Car of the Year 2005 Cadillac CTS-V

Equating a Cadillac with one of GM’s economy marques might seem like slander, but Car of the Year participant Bill Harlan intended it as a compliment when he dubbed the CTS-V a Pontiac in disguise. “I like it,” Harlan said of the car. “There’s a disconnect between the name of the car and how it handles and drives. This is a Pontiac, not a Cadillac. But everything works very well. It’s a fun car.”

In other words, the CTS-V wearing the Cadillac badge is as confounding as Ferrari releasing an SUV or Aston Martin introducing a pickup truck. For decades, Cadillac had been famous—and at times infamous—for designing big, boatlike sedans that exuded luxury but hardly ever approached sportiness. Even the 2004 XLR, Cadillac’s knife-lined answer to Mercedes’ SL and Jaguar’s XK, is more cruiser than sports car, a convertible burdened by a plump body and an underpowered engine.
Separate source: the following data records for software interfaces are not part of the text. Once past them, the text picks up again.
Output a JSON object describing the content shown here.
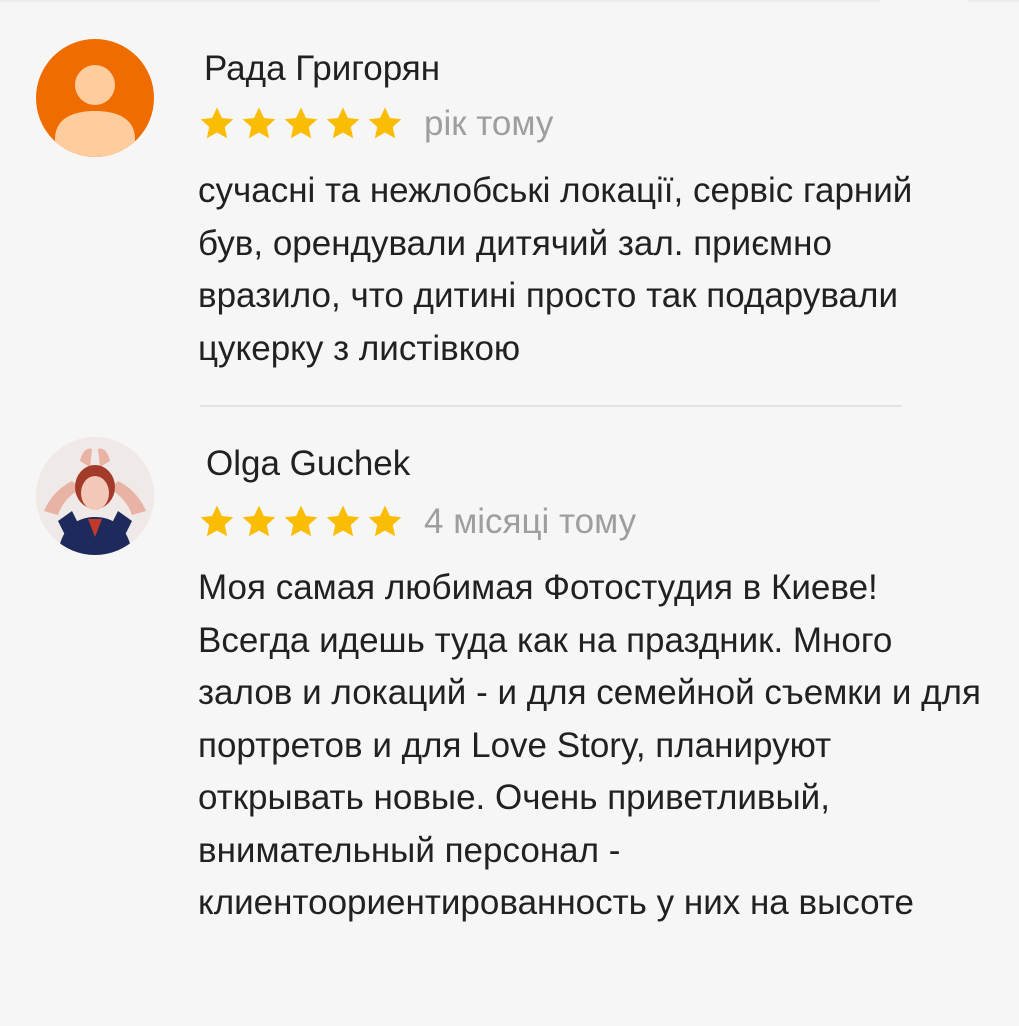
{
  "reviews": [
    {
      "author": "Рада Григорян",
      "rating": 5,
      "time": "рік тому",
      "text": "сучасні та нежлобські локації, сервіс гарний був, орендували дитячий зал. приємно вразило, что дитині просто так подарували цукерку з листівкою",
      "avatar_icon": "default-user-icon",
      "avatar_color": "#ef6c00"
    },
    {
      "author": "Olga Guchek",
      "rating": 5,
      "time": "4 місяці тому",
      "text": "Моя самая любимая Фотостудия в Киеве! Всегда идешь туда как на праздник. Много залов и локаций - и для семейной съемки и для портретов и для Love Story, планируют открывать новые. Очень приветливый, внимательный персонал - клиентоориентированность у них на высоте",
      "avatar_icon": "user-photo"
    }
  ],
  "colors": {
    "star": "#fbbc04",
    "time_text": "#9e9e9e",
    "text": "#212121",
    "background": "#f6f6f6"
  }
}
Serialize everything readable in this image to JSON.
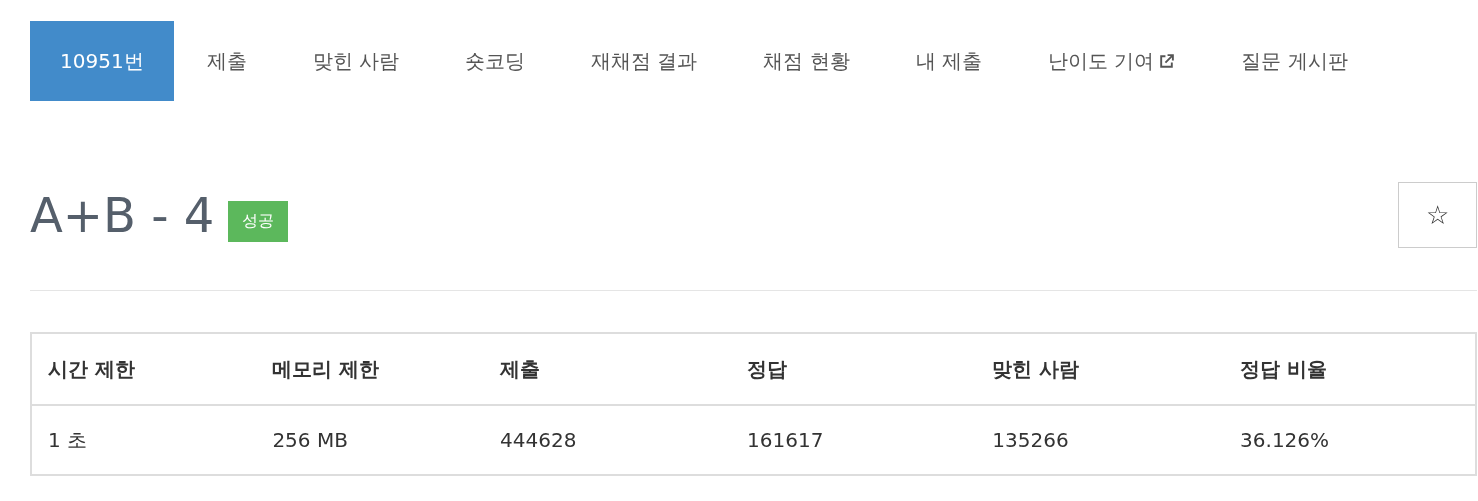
{
  "tabs": [
    {
      "label": "10951번",
      "selected": true,
      "external": false
    },
    {
      "label": "제출",
      "selected": false,
      "external": false
    },
    {
      "label": "맞힌 사람",
      "selected": false,
      "external": false
    },
    {
      "label": "숏코딩",
      "selected": false,
      "external": false
    },
    {
      "label": "재채점 결과",
      "selected": false,
      "external": false
    },
    {
      "label": "채점 현황",
      "selected": false,
      "external": false
    },
    {
      "label": "내 제출",
      "selected": false,
      "external": false
    },
    {
      "label": "난이도 기여",
      "selected": false,
      "external": true
    },
    {
      "label": "질문 게시판",
      "selected": false,
      "external": false
    }
  ],
  "problem": {
    "title": "A+B - 4",
    "badge": "성공",
    "favorite_button": "☆"
  },
  "table": {
    "columns": [
      "시간 제한",
      "메모리 제한",
      "제출",
      "정답",
      "맞힌 사람",
      "정답 비율"
    ],
    "rows": [
      [
        "1 초",
        "256 MB",
        "444628",
        "161617",
        "135266",
        "36.126%"
      ]
    ]
  }
}
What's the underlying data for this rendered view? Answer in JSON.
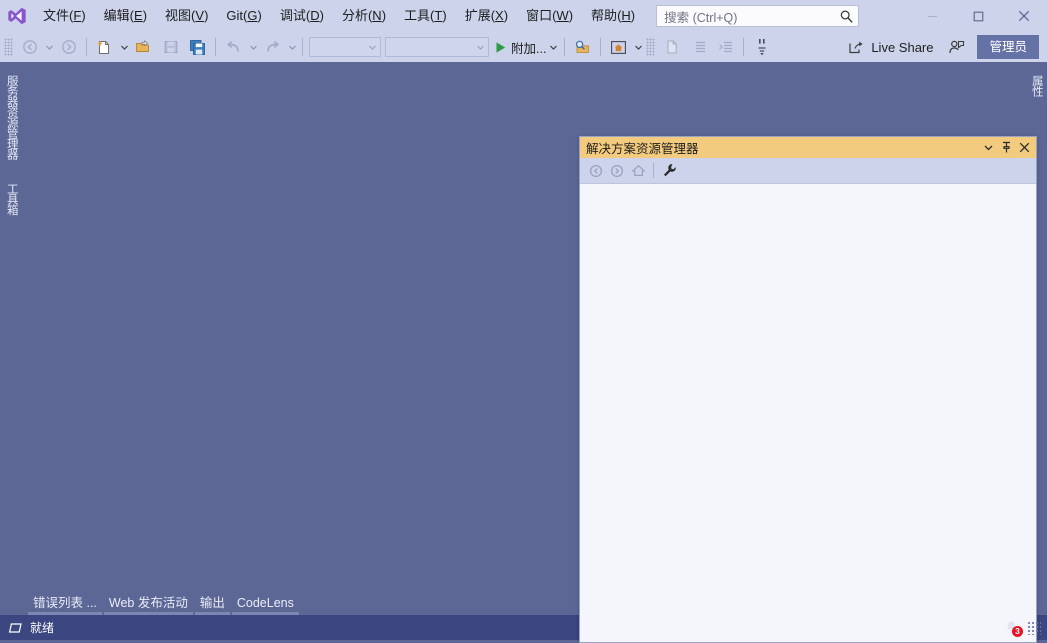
{
  "app": {
    "logo_icon": "visual-studio-logo",
    "background_color": "#5c6796",
    "chrome_color": "#ccd3ea",
    "accent_color": "#f3cb7f",
    "status_color": "#3c4680"
  },
  "menubar": {
    "items": [
      {
        "label": "文件",
        "mnemonic": "F"
      },
      {
        "label": "编辑",
        "mnemonic": "E"
      },
      {
        "label": "视图",
        "mnemonic": "V"
      },
      {
        "label": "Git",
        "mnemonic": "G"
      },
      {
        "label": "调试",
        "mnemonic": "D"
      },
      {
        "label": "分析",
        "mnemonic": "N"
      },
      {
        "label": "工具",
        "mnemonic": "T"
      },
      {
        "label": "扩展",
        "mnemonic": "X"
      },
      {
        "label": "窗口",
        "mnemonic": "W"
      },
      {
        "label": "帮助",
        "mnemonic": "H"
      }
    ]
  },
  "search": {
    "placeholder": "搜索 (Ctrl+Q)",
    "value": "",
    "icon": "search-icon"
  },
  "window_controls": {
    "minimize": "minimize-icon",
    "maximize": "maximize-icon",
    "close": "close-icon"
  },
  "toolbar": {
    "nav_back": "navigate-back-icon",
    "nav_forward": "navigate-forward-icon",
    "new_project": "new-project-icon",
    "open_folder": "open-folder-icon",
    "save": "save-icon",
    "save_all": "save-all-icon",
    "undo": "undo-icon",
    "redo": "redo-icon",
    "config_combo_value": "",
    "platform_combo_value": "",
    "attach_label": "附加...",
    "attach_icon": "run-play-icon",
    "find_icon": "find-in-files-icon",
    "home_icon": "home-boxed-icon",
    "new_file_icon": "new-file-icon",
    "indent_icon": "indent-icon",
    "outdent_icon": "outdent-icon",
    "quote_icon": "comment-icon",
    "live_share_label": "Live Share",
    "live_share_icon": "live-share-icon",
    "feedback_icon": "send-feedback-icon",
    "admin_label": "管理员"
  },
  "dock_tabs": {
    "left": [
      {
        "label": "服务器资源管理器"
      },
      {
        "label": "工具箱"
      }
    ],
    "right": [
      {
        "label": "属性"
      }
    ]
  },
  "tool_window": {
    "title": "解决方案资源管理器",
    "dropdown_icon": "chevron-down-icon",
    "pin_icon": "pin-icon",
    "close_icon": "close-icon",
    "toolbar": {
      "back_icon": "back-circle-icon",
      "forward_icon": "forward-circle-icon",
      "home_icon": "home-icon",
      "properties_icon": "wrench-icon"
    },
    "content": ""
  },
  "bottom_tabs": [
    {
      "label": "错误列表 ..."
    },
    {
      "label": "Web 发布活动"
    },
    {
      "label": "输出"
    },
    {
      "label": "CodeLens"
    }
  ],
  "statusbar": {
    "icon": "ready-shape-icon",
    "text": "就绪",
    "bell_icon": "notification-bell-icon",
    "bell_count": "3",
    "resize_grip": "resize-grip-icon"
  }
}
The CTS-V represents the first round of a barrage of V-branded vehicles that Cadillac will introduce. The XLR, the SRX sport-utility vehicle, and the STS sedan all will be released in high-performance form as Cadillac attempts to add more edginess to its staid image. In a radical makeover worthy of reality television, Cadillac transformed the small sedan from an entry-level luxury vehicle into a high-revving sports car that begs to be pushed on mountain roads. 

To power the CTS-V, Cadillac crammed the Corvette Z06’s 5.7-liter V-8 engine under the four-door’s hood. On the roads of Napa Valley, the 400 hp CTS-V proved to be just as much fun to drive as its sporty sibling. The suspension is configured for performance, which results in a jarring ride over pockmarked stretches of pavement, but the car’s tightness makes it a superb performer in switchback territory. Those who prefer to maintain a low profile will appreciate that Cadillac added only minor exterior updates to the CTS-V, so that only enthusiasts will be able to spot the hot rod among the many base-model CTS cars on the road.
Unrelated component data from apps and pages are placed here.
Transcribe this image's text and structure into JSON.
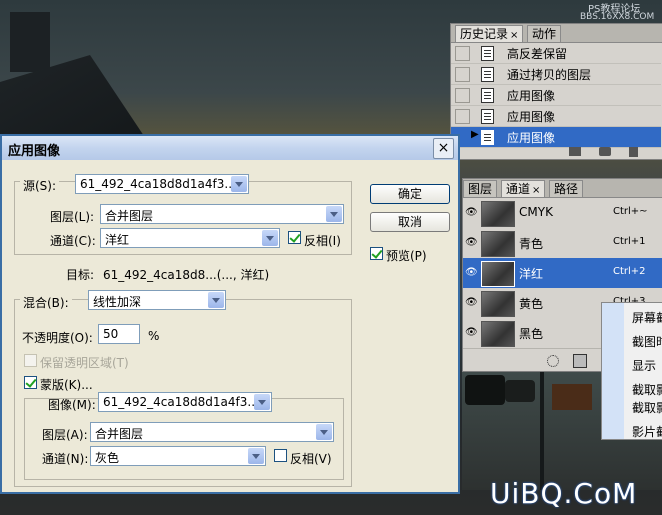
{
  "watermark": {
    "line1": "PS教程论坛",
    "line2": "BBS.16XX8.COM",
    "logo": "UiBQ.CoM"
  },
  "history_panel": {
    "tabs": [
      {
        "label": "历史记录",
        "close": "×"
      },
      {
        "label": "动作"
      }
    ],
    "items": [
      {
        "label": "高反差保留",
        "selected": false
      },
      {
        "label": "通过拷贝的图层",
        "selected": false
      },
      {
        "label": "应用图像",
        "selected": false
      },
      {
        "label": "应用图像",
        "selected": false
      },
      {
        "label": "应用图像",
        "selected": true
      }
    ]
  },
  "channels_panel": {
    "tabs": [
      {
        "label": "图层"
      },
      {
        "label": "通道",
        "close": "×"
      },
      {
        "label": "路径"
      }
    ],
    "items": [
      {
        "label": "CMYK",
        "shortcut": "Ctrl+~",
        "selected": false
      },
      {
        "label": "青色",
        "shortcut": "Ctrl+1",
        "selected": false
      },
      {
        "label": "洋红",
        "shortcut": "Ctrl+2",
        "selected": true
      },
      {
        "label": "黄色",
        "shortcut": "Ctrl+3",
        "selected": false
      },
      {
        "label": "黑色",
        "shortcut": "",
        "selected": false
      }
    ]
  },
  "context_menu": {
    "items": [
      "屏幕截",
      "截图时",
      "显示",
      "截取影",
      "截取影",
      "影片截"
    ]
  },
  "dialog": {
    "title": "应用图像",
    "close": "×",
    "source": {
      "label": "源(S):",
      "value": "61_492_4ca18d8d1a4f3...",
      "layer_label": "图层(L):",
      "layer_value": "合并图层",
      "channel_label": "通道(C):",
      "channel_value": "洋红",
      "invert_label": "反相(I)",
      "invert_checked": true
    },
    "target_label": "目标:",
    "target_value": "61_492_4ca18d8...(..., 洋红)",
    "blending": {
      "label": "混合(B):",
      "value": "线性加深",
      "opacity_label": "不透明度(O):",
      "opacity_value": "50",
      "opacity_unit": "%",
      "preserve_label": "保留透明区域(T)",
      "preserve_checked": false,
      "mask_label": "蒙版(K)...",
      "mask_checked": true,
      "mask_image_label": "图像(M):",
      "mask_image_value": "61_492_4ca18d8d1a4f3...",
      "mask_layer_label": "图层(A):",
      "mask_layer_value": "合并图层",
      "mask_channel_label": "通道(N):",
      "mask_channel_value": "灰色",
      "mask_invert_label": "反相(V)",
      "mask_invert_checked": false
    },
    "buttons": {
      "ok": "确定",
      "cancel": "取消"
    },
    "preview_label": "预览(P)",
    "preview_checked": true
  }
}
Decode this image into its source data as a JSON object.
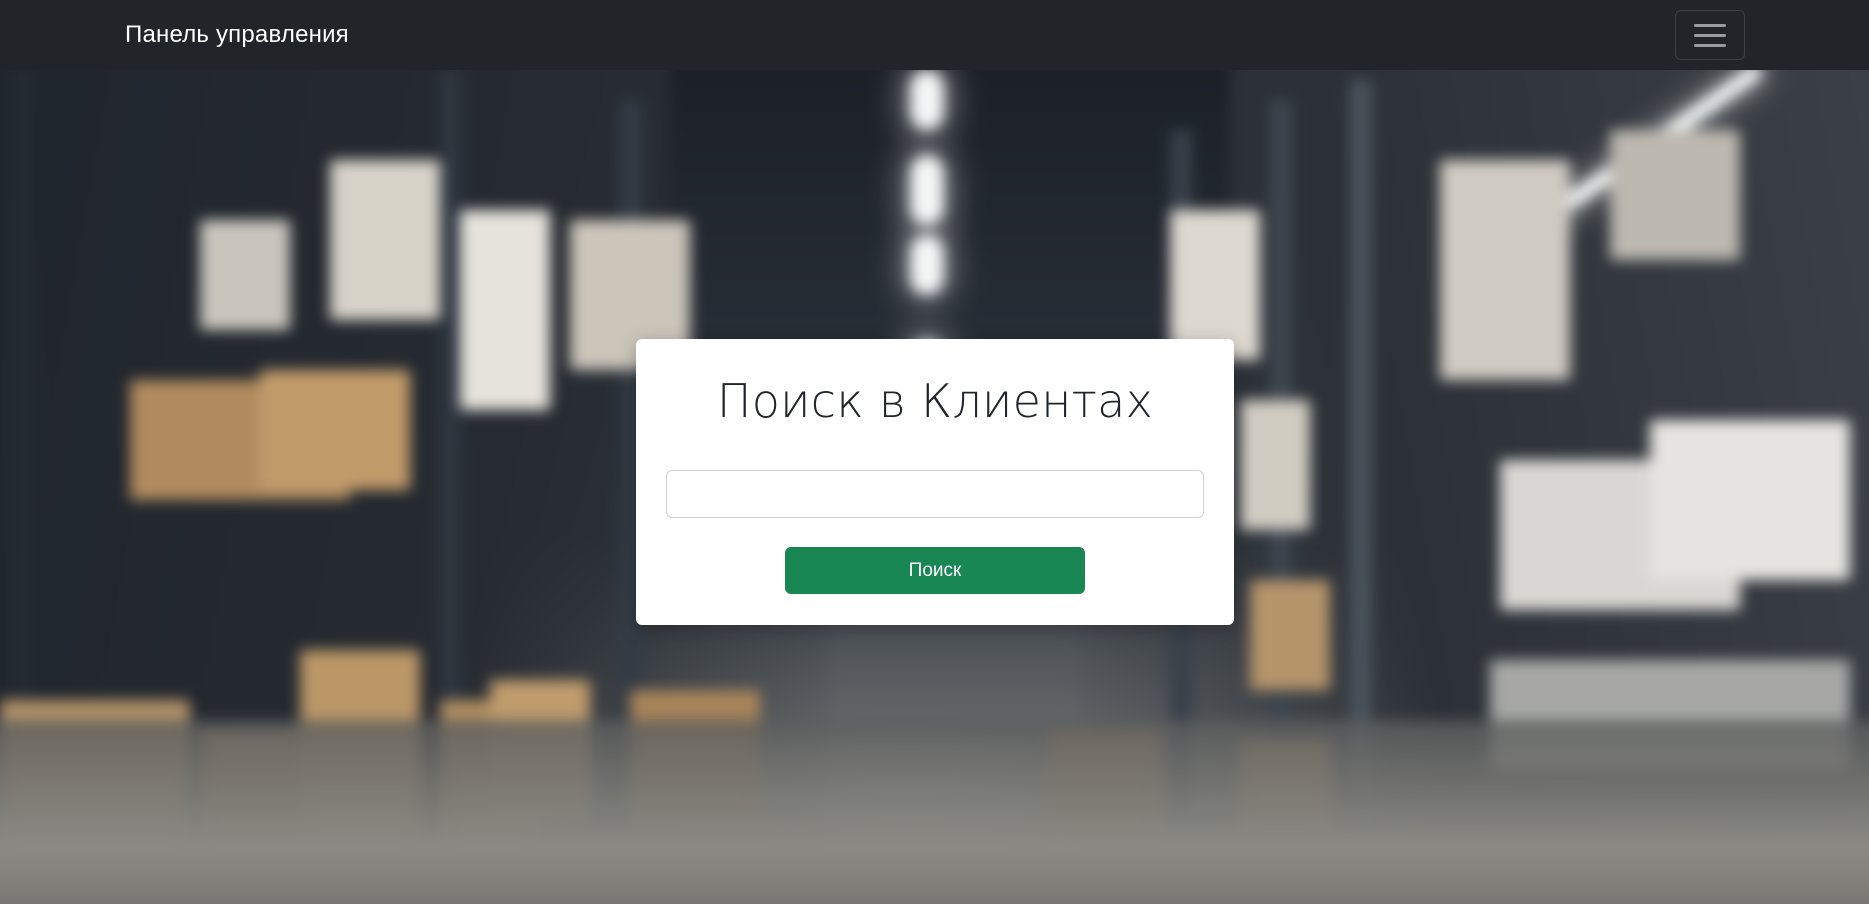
{
  "navbar": {
    "brand": "Панель управления",
    "toggler_icon": "hamburger-menu-icon"
  },
  "search": {
    "title": "Поиск в Клиентах",
    "input_value": "",
    "input_placeholder": "",
    "button_label": "Поиск"
  },
  "colors": {
    "navbar_bg": "#212529",
    "button_green": "#198754",
    "card_bg": "#ffffff"
  }
}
Until now, BMW’s M3 has dominated the sport-sedan segment, but the CTS-V should challenge its reign in a way that no Pontiac ever could.

 

Specifications

Engine 5.7-liter V-8
Power 400 hp at 6,000 rpm
Torque 395 ft lbs at 4,800 rpm
Zero-to-60 time 4.6 seconds
Top speed 163 mph
Transmission 6-speed manual
Wheelbase 113.4 inches
Curb weight 3,850 pounds
Base price $50,000

Lufthansa allows first-class fliers to drive a Porsche 911 or Panamera while waiting for wheels up...
These hard chargers from the world’s premier automotive masters are fast, furious, and the future…
Unconstrained by convention, today’s top builders produce motorcycles that set new benchmarks…
Photo by James Lipman
Bentley proves that luxurious amenities and raw speed make fine bedfellows…
The Range Rover Sport SVR is the first in Land Rover’s new ultrapowerful lineup…
Robb Report Spain named the 2015 GTA Spano supercar to 2015's Best of the Best...
Though its power is electronically limited, the bike still puts its road-going competitors to shame…
Vintage formula 5000 cars will make their debut at this year’s Rolex Monterey Motorsports Reunion...
The new specification for the Flying Spur V8 includes 20-inch alloy wheels for a sportier stance…
All images copyright and courtesy of Mathieu Heurtault
The storied racer will be the main attraction at Gooding & Company’s Pebble Beach Auctions…